Flying a tight pattern and running out of fuel the pilot radioed his report to Ascension Island, the B24 awaited instructions. After much debate over his report, confused by the Red Cross flag and concluding it was a trick, certain that this was an enemy sub but unable to know if the survivors were from Allied or Axis ships but equally firm that their mission was to protect Allied shipping from U-boats, they gave the B24 a chilling four word order, “Sink sub at once!” Thirty minutes after the bomber arrived on the scene, it turned towards the U-boats, making a low pass over the scene, arcing high and long before aligning itself and starting what was to be one of the most controversial bombing runs in history.
Hartenstein watched in horror as the bomb bay doors opened and released two bombs, both missing their target but causing huge swells of water to wash over the sub’s deck and the people on it. He ordered the lines to be cut and prepared for evasive maneuvers. On its second run, the bomber’s depth charges missed the U-boat but landed amongst the lifeboats and blew one of them to smithereens, ripping the bottom out of another. An officer requested Hartenstein to give the order to use the anti-aircraft guns to shoot down the bomber but he refused (we will never know why). On its third pass the bomber released two more depth charges one of which exploded beneath the U-boat and caused her to rise out of the water and splash back down again. Damage reports indicated that she was taking on water.
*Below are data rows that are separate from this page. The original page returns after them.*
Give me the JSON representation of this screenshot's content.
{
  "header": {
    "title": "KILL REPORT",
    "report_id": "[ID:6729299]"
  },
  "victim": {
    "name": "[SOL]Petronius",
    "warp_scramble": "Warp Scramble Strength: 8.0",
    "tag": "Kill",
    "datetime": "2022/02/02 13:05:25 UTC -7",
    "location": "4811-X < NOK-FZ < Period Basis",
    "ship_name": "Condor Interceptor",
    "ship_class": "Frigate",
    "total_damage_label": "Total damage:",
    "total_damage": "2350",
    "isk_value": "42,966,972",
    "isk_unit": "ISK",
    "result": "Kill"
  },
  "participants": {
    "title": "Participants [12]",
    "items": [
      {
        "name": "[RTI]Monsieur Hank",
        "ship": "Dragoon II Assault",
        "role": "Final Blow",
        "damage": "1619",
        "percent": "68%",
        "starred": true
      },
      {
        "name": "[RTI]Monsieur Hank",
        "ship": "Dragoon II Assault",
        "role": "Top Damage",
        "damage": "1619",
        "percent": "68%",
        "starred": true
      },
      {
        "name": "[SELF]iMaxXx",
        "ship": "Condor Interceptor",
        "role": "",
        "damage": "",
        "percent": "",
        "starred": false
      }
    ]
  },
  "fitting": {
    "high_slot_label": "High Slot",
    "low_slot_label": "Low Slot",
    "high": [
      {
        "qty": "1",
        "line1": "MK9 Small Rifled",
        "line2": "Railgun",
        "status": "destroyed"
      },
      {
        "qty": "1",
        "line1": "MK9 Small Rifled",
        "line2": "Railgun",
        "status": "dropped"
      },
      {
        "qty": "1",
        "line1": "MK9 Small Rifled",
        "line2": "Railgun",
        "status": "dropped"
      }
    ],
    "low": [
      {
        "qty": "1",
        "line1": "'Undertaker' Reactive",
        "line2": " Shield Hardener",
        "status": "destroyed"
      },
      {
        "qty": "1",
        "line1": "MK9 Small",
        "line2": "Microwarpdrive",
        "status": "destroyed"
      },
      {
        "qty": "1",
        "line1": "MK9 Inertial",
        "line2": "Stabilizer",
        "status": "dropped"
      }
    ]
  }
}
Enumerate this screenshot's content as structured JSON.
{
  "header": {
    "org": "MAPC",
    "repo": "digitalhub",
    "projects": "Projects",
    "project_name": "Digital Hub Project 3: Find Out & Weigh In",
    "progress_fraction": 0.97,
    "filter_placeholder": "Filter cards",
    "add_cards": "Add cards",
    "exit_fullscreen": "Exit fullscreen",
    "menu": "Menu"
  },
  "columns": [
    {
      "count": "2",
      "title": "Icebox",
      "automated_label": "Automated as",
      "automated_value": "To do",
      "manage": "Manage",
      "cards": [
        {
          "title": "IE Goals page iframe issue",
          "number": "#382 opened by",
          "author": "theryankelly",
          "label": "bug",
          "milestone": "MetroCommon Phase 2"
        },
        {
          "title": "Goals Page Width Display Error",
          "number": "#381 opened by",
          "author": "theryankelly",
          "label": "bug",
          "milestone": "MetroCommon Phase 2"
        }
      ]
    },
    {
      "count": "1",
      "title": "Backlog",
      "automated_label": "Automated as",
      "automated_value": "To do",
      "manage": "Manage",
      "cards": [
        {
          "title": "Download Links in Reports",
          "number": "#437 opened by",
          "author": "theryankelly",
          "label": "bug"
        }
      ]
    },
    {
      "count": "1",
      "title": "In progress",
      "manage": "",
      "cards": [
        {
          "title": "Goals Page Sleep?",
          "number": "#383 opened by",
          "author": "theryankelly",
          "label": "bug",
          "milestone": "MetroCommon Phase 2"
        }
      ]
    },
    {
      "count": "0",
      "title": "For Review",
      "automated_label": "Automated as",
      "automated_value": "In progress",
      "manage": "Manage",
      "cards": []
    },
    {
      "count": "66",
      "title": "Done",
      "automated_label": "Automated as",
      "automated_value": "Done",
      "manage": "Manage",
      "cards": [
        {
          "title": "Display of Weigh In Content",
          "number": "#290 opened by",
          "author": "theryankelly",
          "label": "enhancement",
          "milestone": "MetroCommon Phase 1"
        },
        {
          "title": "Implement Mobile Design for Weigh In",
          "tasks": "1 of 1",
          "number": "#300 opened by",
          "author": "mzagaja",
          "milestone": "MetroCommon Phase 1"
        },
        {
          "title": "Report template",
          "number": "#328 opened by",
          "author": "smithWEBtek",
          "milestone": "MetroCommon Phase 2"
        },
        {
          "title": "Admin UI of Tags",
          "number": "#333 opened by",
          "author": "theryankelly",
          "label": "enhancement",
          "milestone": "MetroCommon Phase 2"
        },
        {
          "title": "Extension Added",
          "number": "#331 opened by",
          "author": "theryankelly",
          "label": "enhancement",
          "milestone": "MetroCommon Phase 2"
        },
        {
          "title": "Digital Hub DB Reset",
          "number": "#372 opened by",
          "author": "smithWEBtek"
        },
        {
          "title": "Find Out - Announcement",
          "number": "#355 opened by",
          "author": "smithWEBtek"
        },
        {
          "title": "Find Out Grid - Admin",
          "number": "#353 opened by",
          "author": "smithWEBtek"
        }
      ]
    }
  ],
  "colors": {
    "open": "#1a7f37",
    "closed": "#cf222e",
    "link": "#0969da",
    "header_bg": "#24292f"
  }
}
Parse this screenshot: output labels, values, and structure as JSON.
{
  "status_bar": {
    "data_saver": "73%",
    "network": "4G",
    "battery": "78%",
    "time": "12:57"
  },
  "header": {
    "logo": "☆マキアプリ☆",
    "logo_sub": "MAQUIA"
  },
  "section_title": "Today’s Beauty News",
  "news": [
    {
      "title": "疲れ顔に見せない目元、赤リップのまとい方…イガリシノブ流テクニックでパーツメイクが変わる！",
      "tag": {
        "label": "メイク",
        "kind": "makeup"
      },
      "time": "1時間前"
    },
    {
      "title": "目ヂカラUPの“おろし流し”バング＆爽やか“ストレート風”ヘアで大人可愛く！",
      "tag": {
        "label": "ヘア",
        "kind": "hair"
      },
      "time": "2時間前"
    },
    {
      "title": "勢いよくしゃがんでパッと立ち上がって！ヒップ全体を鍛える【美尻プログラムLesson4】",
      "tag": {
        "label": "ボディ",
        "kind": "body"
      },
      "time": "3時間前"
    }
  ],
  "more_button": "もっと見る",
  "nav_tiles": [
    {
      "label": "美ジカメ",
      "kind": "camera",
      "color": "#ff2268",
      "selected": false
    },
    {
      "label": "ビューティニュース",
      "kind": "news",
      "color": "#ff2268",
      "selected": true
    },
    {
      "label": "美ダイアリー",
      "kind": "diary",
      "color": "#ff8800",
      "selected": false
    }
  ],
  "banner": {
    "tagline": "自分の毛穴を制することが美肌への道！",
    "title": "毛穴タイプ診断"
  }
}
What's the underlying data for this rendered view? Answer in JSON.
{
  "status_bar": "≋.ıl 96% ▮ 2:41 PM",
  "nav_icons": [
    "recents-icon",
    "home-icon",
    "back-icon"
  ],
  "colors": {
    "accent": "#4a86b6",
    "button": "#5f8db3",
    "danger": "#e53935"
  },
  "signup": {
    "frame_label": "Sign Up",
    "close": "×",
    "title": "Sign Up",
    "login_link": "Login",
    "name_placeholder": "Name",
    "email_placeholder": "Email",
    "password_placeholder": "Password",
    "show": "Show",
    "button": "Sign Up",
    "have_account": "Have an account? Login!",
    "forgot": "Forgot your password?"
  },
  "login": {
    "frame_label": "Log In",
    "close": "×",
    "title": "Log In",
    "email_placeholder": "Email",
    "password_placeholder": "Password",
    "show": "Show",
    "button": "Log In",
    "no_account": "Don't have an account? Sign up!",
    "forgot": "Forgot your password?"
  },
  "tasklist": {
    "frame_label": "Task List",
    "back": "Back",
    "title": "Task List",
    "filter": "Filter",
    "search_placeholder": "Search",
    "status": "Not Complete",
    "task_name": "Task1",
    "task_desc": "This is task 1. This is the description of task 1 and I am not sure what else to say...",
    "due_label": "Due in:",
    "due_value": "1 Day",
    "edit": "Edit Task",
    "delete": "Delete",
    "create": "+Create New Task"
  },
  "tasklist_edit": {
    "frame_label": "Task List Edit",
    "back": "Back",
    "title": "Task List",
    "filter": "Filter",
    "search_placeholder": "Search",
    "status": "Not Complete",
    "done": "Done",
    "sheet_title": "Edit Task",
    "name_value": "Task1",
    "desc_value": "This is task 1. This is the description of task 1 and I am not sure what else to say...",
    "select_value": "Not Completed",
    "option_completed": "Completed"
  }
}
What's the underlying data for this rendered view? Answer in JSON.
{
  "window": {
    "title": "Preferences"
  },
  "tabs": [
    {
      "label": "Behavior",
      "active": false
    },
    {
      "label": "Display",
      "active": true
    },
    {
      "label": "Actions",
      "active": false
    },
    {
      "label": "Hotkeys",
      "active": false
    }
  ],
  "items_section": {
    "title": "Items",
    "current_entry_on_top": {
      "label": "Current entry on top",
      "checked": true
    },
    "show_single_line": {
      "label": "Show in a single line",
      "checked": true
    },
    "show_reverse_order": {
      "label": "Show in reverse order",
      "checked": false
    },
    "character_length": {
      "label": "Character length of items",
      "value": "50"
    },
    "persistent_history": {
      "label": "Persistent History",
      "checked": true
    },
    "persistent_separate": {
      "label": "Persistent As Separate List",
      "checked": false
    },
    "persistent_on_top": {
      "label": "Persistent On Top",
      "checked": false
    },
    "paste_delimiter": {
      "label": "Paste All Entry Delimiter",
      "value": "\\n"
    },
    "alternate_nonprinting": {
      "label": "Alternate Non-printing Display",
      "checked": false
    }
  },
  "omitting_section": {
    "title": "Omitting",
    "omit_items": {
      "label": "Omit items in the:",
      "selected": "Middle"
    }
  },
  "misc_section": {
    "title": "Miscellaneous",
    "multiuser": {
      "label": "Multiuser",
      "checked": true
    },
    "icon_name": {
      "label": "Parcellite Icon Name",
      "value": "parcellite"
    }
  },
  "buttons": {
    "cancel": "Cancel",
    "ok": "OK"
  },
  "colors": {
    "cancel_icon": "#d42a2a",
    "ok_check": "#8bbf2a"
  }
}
As the bomber had exhausted its payload and flew South West, assuming that it had at least partially sunk the sub, Hartenstein rescued as many as he could from the destroyed lifeboats. He had planned to keep the Italians on board since they were after all German allies but after reports of a gas leak from the batteries,they had to go. He went as close to the remaining life boats as he could and 110 men, women and children jumped overboard in to the shark infested waters. Hartenstein performed the only maneuver that could save him and his crew – a crash dive in to the safety of the deep, leaving scores of helpless victims to the mercy of the sea.
In all 1600 people lost their lives in the Laconia incident and caused Karl Donitz to issue what would come to be known as “The Laconia Order” forbidding German U-boats from surfacing to provide assistance to the crew of ships attacked, eventually leading up to a term we often hear today – unrestricted submarine warfare. The Americans’ decision to attack was never fully investigated and the justification for their decisions remains a mystery, shrouded in secrecy and perhaps even shame to this day.
Werner Hartenstein, the hero of the Laconia incident died with his men when U 156 was sunk in the Atlantic by a US bomber in March 1943 at 12°38′N 54°39′W. Many survivors of the Laconia incident paid tribute to Hartenstein, his personality, his unflinching respect for human life, and his tryst with destiny, hailing him as a “most gracious and honourable sailor”.
With our fascination for U-boat history and memorabilia, the DH and I knew we had to have an artifact from this most captivating and inspiring story to add to our modest collection. Having scoured the Internet for a piece of this history, we finally happened upon and paid a small fortune for a small spoon (whose perforated bowl we can only assume is a strainer of some kind, possible used in the bar?) that bears the crest of the RMS Laconia. When mounted, it will have an inscription of Hartenstein’s famous signal and will serve as a reminder for generations to come of honour, courage and dharma in the conduct of war.
A TV mini movie called Sinking of the Laconia was made in 2010.